● **EXERCISE DETAILS**: Only a number is expected in reply: the number of lines below that include the word "الدخول".

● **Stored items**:
########################################

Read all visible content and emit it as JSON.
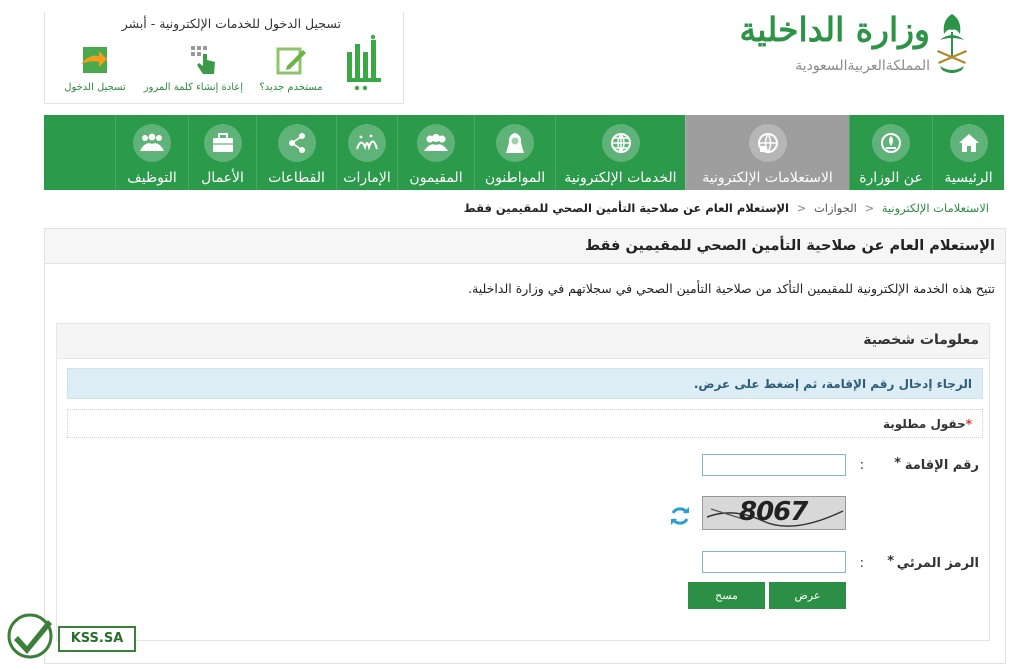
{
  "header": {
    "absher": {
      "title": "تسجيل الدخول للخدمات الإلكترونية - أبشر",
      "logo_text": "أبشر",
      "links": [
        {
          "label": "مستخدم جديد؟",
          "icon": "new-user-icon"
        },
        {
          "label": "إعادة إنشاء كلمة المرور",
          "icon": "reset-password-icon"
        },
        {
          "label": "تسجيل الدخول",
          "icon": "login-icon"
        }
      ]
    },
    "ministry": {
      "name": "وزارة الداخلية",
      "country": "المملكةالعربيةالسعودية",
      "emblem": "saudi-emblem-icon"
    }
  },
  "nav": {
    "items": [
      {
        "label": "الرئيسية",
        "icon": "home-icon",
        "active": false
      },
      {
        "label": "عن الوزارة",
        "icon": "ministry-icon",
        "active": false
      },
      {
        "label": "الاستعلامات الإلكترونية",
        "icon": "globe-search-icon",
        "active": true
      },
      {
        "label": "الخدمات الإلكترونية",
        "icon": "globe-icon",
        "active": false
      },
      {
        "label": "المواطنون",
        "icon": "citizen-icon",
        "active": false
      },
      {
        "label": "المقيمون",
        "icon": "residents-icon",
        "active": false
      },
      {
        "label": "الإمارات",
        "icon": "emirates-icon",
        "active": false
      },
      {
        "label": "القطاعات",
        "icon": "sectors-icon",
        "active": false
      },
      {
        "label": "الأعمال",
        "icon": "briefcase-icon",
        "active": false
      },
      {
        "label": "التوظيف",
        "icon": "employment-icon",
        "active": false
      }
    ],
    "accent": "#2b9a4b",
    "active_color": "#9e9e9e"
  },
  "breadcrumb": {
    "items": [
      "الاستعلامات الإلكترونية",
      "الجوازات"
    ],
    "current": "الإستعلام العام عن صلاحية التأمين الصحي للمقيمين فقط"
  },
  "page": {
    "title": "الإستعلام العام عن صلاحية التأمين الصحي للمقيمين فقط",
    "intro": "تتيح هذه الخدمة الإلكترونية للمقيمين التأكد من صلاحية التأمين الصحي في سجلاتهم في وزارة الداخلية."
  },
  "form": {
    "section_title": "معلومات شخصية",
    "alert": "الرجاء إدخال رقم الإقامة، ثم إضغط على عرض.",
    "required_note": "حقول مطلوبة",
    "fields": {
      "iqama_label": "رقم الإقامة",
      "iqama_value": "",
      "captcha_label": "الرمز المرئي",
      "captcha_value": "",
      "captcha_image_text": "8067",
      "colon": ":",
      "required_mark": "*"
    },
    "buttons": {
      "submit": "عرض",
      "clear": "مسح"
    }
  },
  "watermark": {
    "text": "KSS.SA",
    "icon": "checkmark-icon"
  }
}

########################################

● **REPLY TO THE TASK**: 2